The Gutting of the 340B Program
Struggling hospital systems face yet another economic roadblock. After a long, drawn-out legal battle between the Department of Health and Human Services (“HHS”) and certain hospital associations, an appellate court upheld HHS’ steep reimbursement cuts for outpatient drugs purchased through the 340B Drug Pricing Program (“340B Program”) for Medicare fee-for-service patients.
Under the 340B Program established by Congress, eligible providers can purchase outpatient drugs from drug manufacturers at significant discounts, typically between 20% to 50% below the average sales price (“ASP”) for the covered drug. The program’s intent is “to allow safety net providers to increase patient services with the savings realized from participation in the 340B program.” In 2017, however, HHS took draconian measures, cutting Medicare fee-for-service (“FFS”) reimbursement for drugs purchased through the 340B program by approximately 30%.
Litigation ensued to protect approximately the $1.6 billion at stake. On two separate occasions the American Hospital Association (“AHA”) and other hospital associations sued HHS, claiming HHS exceeded its administrative authority by slashing 340B Program reimbursement. The district court found the hospitals’ in favor of each case.
However, on July 31, 2020, the appellate court overturned the district’s court ruling and found HHS reasonably interpreted the 340B Program statute.
The savings achieved by HHS through this ruling will be distributed to all hospitals in a budget-neutral manner as enhanced reimbursement for Medicare Part B services, meaning 340B Program hospitals will only receive a fraction of this money back through the performance of other outpatient services.
The current situation only continues to get worse for hospitals participating in the 340B Program.

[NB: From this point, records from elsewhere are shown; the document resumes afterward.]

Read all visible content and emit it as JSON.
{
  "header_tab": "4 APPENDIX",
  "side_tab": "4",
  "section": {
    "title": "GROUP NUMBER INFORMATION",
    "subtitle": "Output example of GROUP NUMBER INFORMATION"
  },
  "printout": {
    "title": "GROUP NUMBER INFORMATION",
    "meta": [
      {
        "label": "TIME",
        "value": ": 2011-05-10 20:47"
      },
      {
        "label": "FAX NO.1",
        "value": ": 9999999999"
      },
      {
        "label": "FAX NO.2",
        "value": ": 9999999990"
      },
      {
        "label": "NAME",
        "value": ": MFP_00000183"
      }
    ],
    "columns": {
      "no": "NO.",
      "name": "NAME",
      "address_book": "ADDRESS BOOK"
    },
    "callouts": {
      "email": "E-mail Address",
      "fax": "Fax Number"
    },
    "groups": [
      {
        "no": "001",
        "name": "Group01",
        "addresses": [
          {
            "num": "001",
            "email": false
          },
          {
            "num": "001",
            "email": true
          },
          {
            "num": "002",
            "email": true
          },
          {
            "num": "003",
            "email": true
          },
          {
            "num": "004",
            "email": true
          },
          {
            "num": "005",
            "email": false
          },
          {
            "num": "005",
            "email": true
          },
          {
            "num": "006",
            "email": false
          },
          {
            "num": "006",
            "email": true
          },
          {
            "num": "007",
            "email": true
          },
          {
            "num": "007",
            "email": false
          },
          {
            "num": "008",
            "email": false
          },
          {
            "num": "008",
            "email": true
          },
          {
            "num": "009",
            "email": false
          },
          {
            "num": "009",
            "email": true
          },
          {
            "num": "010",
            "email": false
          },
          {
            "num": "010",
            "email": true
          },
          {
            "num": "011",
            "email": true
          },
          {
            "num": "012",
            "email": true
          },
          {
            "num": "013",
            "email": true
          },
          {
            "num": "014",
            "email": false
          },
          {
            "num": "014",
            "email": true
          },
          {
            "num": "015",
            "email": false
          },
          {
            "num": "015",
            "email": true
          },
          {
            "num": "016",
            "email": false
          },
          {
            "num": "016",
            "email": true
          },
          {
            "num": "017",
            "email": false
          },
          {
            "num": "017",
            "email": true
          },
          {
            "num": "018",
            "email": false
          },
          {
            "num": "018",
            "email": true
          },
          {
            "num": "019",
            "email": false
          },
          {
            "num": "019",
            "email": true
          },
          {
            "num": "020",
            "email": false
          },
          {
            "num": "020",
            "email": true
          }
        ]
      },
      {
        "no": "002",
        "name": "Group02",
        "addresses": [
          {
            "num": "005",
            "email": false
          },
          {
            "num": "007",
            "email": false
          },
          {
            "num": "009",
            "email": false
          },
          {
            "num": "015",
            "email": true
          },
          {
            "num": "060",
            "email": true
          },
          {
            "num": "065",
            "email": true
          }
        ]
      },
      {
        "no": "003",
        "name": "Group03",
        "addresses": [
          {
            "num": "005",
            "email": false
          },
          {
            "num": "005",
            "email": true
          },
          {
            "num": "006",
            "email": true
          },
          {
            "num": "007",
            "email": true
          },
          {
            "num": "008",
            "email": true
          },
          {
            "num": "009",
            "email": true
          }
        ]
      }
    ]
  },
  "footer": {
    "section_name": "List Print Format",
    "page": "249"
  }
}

As stated in the Outpatient Prospective Payment System (OPPS) proposed rule for 2021, HHS intends to gut this program even further by implementing an additional 6% reimbursement cut.
But wait, there’s more. 340B Program hospitals aren’t only experiencing these reimbursement cuts for Medicare FFS patients. Medicare Advantage plans are also cutting reimbursement for drugs acquired through the 340B Program, arguing they are only required to pay a certain percentage of the Medicare fee-for-service reimbursement.
CMS has declared that the 340B payment reductions do not specifically apply to Medicare Advantage plans, but rather, the contract between the hospital and the payor governs whether the reductions apply. With some payors temporarily suspending payment reductions while the AHA lawsuit was pending, hospitals can likely expect to see these suspensions lifted in the near future, now that the appellate court has ruled.
340B hospitals should take a careful look at their current Medicare Advantage contracts to determine whether a reduction is defendable under its terms. They should also consider language that would protect future reimbursement reductions for 340B drugs as they negotiate or renegotiate new agreements and amendments.
1. Am. Hosp. Ass’n v. Azar, 19-5048, 2020 WL 4378021 (D.C. Cir. July 31, 2020).
3. Reimbursement was cut from 6% over the standard ASP to 22% less than the ASP.
4. Am. Hosp. Ass’n v. Azar, 348 F. Supp. 3d 62 (D.D.C. 2018); Am. Hosp. Ass’n v. Azar, 385 F. Supp. 3d 1 (D.D.C. 2019).
6. CMS 340B FAQ 2018.